Be sure to listen below to today’s podcast episode on this lesson (only a couple of minutes long) as I expand on what I have written here. See link below.
I am not the victim of the world I see.
Here, the word is “the victim.” I only believe I am a victim or THE victim. It’s my own mind that victimizes me, and I allow it. Be it a past relationship, the polar vortex, a friend not being honest with me, the exhaustion of watching the grandkids over the weekend, or the tightly held beliefs about myself, or what others have said, it’s all me and my own doing. It’s my own thinking that has brought me the pain.
I was thinking of a family situation many years ago, and how for quite some time my current in-laws had never really warmly welcomed me into the family. In fact, I was shunned and ridiculed, so early on I indeed felt like a victim. They didn’t like my “weird new age” spirituality and succumbed to calling it and myself outrageous names as well as intimating that I corrupted my husband.
Back then it was excruciatingly painful, and the pain arises occasionally, but hardly at all anymore. When it had, I had recalled my previous marriages (three before Paul) and in other families, I never experienced this distress in the slightest. I was always warmly welcomed. So at the time, this felt cold and abandoning.
I know that some of the relationships have healed and are healing of which I am grateful. I can only heal them within my own mind. I can choose to see beyond those that aren’t and recognize the Love of God in each family members regardless. I do not have to attach to thoughts of the sadness and emptiness I have felt in “not belonging” to this family. Instead, as Jesus instructs here, I can just watch the thoughts without attachment.
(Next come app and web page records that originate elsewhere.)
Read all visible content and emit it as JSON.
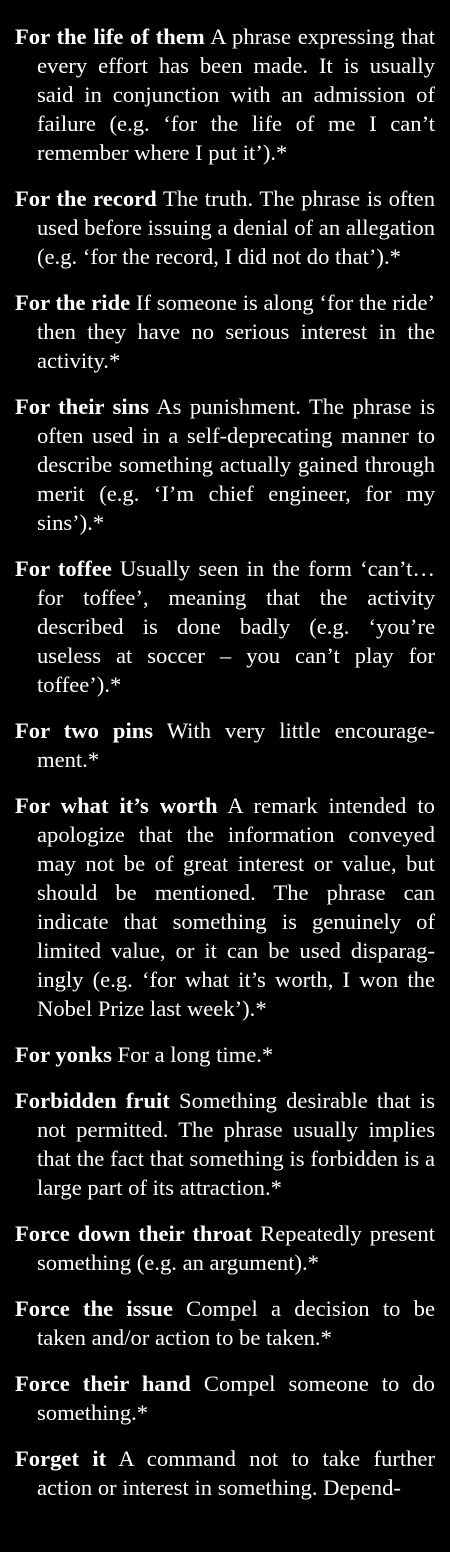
{
  "entries": [
    {
      "term": "For the life of them",
      "definition": "A phrase expressing that every effort has been made. It is usually said in conjunction with an admission of failure (e.g. ‘for the life of me I can’t remember where I put it’).*"
    },
    {
      "term": "For the record",
      "definition": "The truth. The phrase is often used before issuing a denial of an allegation (e.g. ‘for the record, I did not do that’).*"
    },
    {
      "term": "For the ride",
      "definition": "If someone is along ‘for the ride’ then they have no serious interest in the activity.*"
    },
    {
      "term": "For their sins",
      "definition": "As punishment. The phrase is often used in a self-deprecating manner to describe something actually gained through merit (e.g. ‘I’m chief engineer, for my sins’).*"
    },
    {
      "term": "For toffee",
      "definition": "Usually seen in the form ‘can’t…for toffee’, meaning that the activity described is done badly (e.g. ‘you’re useless at soccer – you can’t play for toffee’).*"
    },
    {
      "term": "For two pins",
      "definition": "With very little encourage-ment.*"
    },
    {
      "term": "For what it’s worth",
      "definition": "A remark intended to apologize that the information conveyed may not be of great interest or value, but should be mentioned. The phrase can indicate that something is genuinely of limited value, or it can be used disparag-ingly (e.g. ‘for what it’s worth, I won the Nobel Prize last week’).*"
    },
    {
      "term": "For yonks",
      "definition": "For a long time.*"
    },
    {
      "term": "Forbidden fruit",
      "definition": "Something desirable that is not permitted. The phrase usually implies that the fact that something is forbidden is a large part of its attraction.*"
    },
    {
      "term": "Force down their throat",
      "definition": "Repeatedly present something (e.g. an argument).*"
    },
    {
      "term": "Force the issue",
      "definition": "Compel a decision to be taken and/or action to be taken.*"
    },
    {
      "term": "Force their hand",
      "definition": "Compel someone to do something.*"
    },
    {
      "term": "Forget it",
      "definition": "A command not to take further action or interest in something. Depend-"
    }
  ]
}
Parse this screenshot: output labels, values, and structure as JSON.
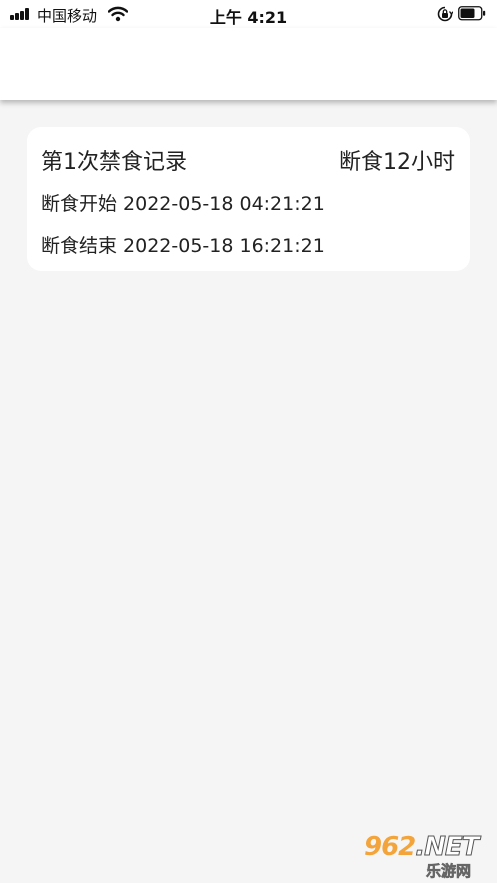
{
  "status_bar": {
    "carrier": "中国移动",
    "time": "上午 4:21"
  },
  "record": {
    "title": "第1次禁食记录",
    "duration": "断食12小时",
    "start_label": "断食开始",
    "start_time": "2022-05-18 04:21:21",
    "end_label": "断食结束",
    "end_time": "2022-05-18 16:21:21"
  },
  "watermark": {
    "brand_number": "962",
    "brand_suffix": ".NET",
    "brand_name": "乐游网"
  },
  "colors": {
    "background": "#f5f5f5",
    "card": "#ffffff",
    "text": "#222222",
    "watermark_accent": "#f3a43a"
  }
}
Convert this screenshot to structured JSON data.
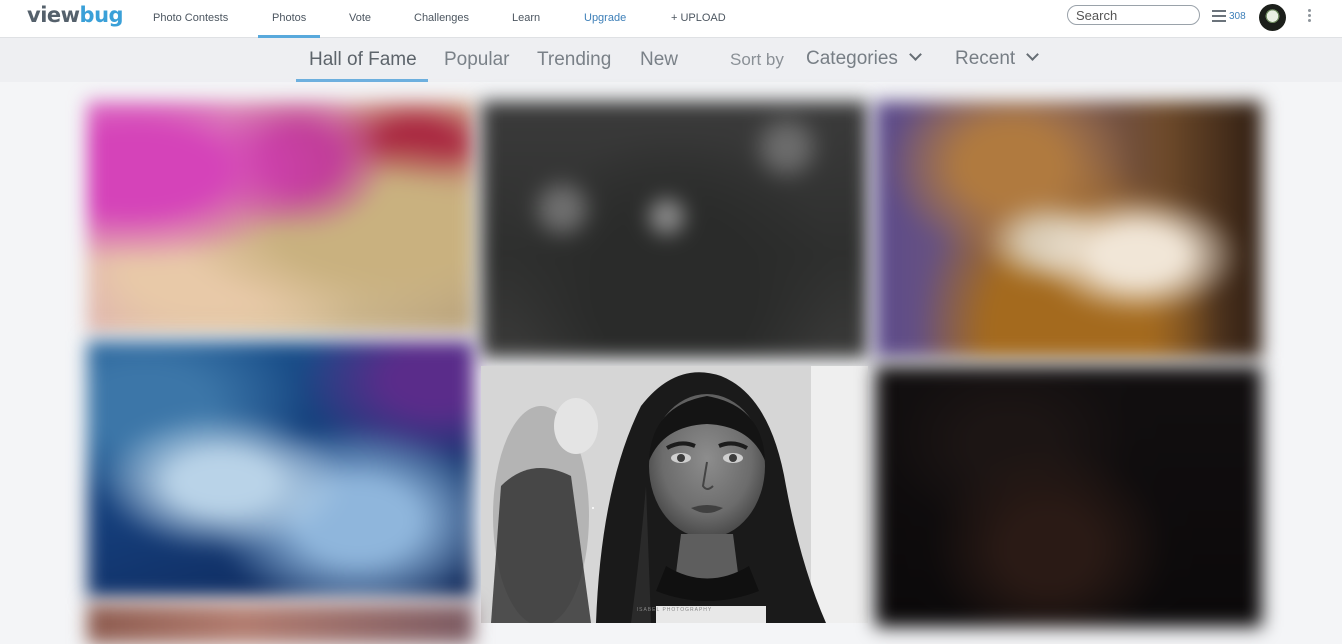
{
  "header": {
    "logo": {
      "part1": "view",
      "part2": "bug"
    },
    "nav": [
      {
        "label": "Photo Contests"
      },
      {
        "label": "Photos",
        "active": true
      },
      {
        "label": "Vote"
      },
      {
        "label": "Challenges"
      },
      {
        "label": "Learn"
      },
      {
        "label": "Upgrade"
      },
      {
        "label": "+ UPLOAD"
      }
    ],
    "search": {
      "placeholder": "Search"
    },
    "menu": {
      "icon": "hamburger-icon",
      "count": "308"
    },
    "avatar": {
      "icon": "user-avatar"
    },
    "more": {
      "icon": "vertical-dots-icon"
    }
  },
  "subnav": {
    "tabs": [
      {
        "label": "Hall of Fame",
        "active": true
      },
      {
        "label": "Popular"
      },
      {
        "label": "Trending"
      },
      {
        "label": "New"
      }
    ],
    "sort_label": "Sort by",
    "categories": {
      "label": "Categories",
      "icon": "chevron-down-icon"
    },
    "order": {
      "label": "Recent",
      "icon": "chevron-down-icon"
    }
  },
  "photos": {
    "visible_item": {
      "watermark": "ISABEL PHOTOGRAPHY"
    }
  },
  "colors": {
    "accent": "#58a9dc",
    "link": "#3d7fb8",
    "background": "#f4f5f7"
  }
}
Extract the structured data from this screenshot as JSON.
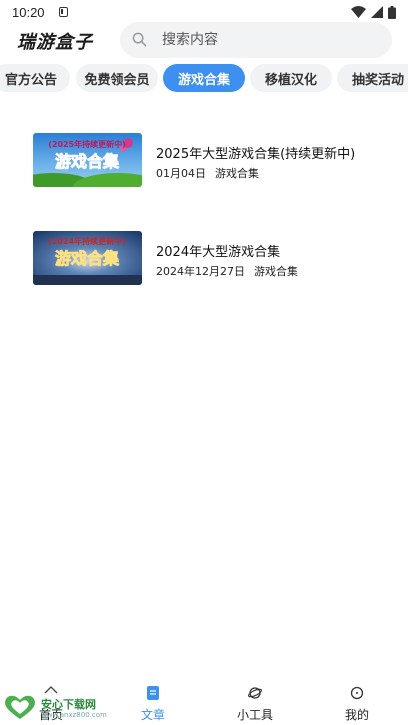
{
  "status_bar": {
    "time": "10:20"
  },
  "header": {
    "app_title": "瑞游盒子",
    "search_placeholder": "搜索内容"
  },
  "tabs": [
    {
      "label": "官方公告",
      "active": false
    },
    {
      "label": "免费领会员",
      "active": false
    },
    {
      "label": "游戏合集",
      "active": true
    },
    {
      "label": "移植汉化",
      "active": false
    },
    {
      "label": "抽奖活动",
      "active": false
    }
  ],
  "articles": [
    {
      "title": "2025年大型游戏合集(持续更新中)",
      "date": "01月04日",
      "category": "游戏合集",
      "thumb_caption": "(2025年持续更新中)",
      "thumb_main": "游戏合集"
    },
    {
      "title": "2024年大型游戏合集",
      "date": "2024年12月27日",
      "category": "游戏合集",
      "thumb_caption": "(2024年持续更新中)",
      "thumb_main": "游戏合集"
    }
  ],
  "bottom_nav": [
    {
      "label": "首页",
      "icon": "home-icon",
      "active": false
    },
    {
      "label": "文章",
      "icon": "article-icon",
      "active": true
    },
    {
      "label": "小工具",
      "icon": "tools-icon",
      "active": false
    },
    {
      "label": "我的",
      "icon": "profile-icon",
      "active": false
    }
  ],
  "watermark": {
    "name": "安心下载网",
    "url": "www.anxz800.com"
  },
  "colors": {
    "accent": "#3d8ff0",
    "tab_bg": "#f1f2f4",
    "search_bg": "#f2f3f5"
  }
}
It’s only me that decides I am the outsider. I know I will be in gratitude when I acknowledge the love. You too will be thankful if you do so.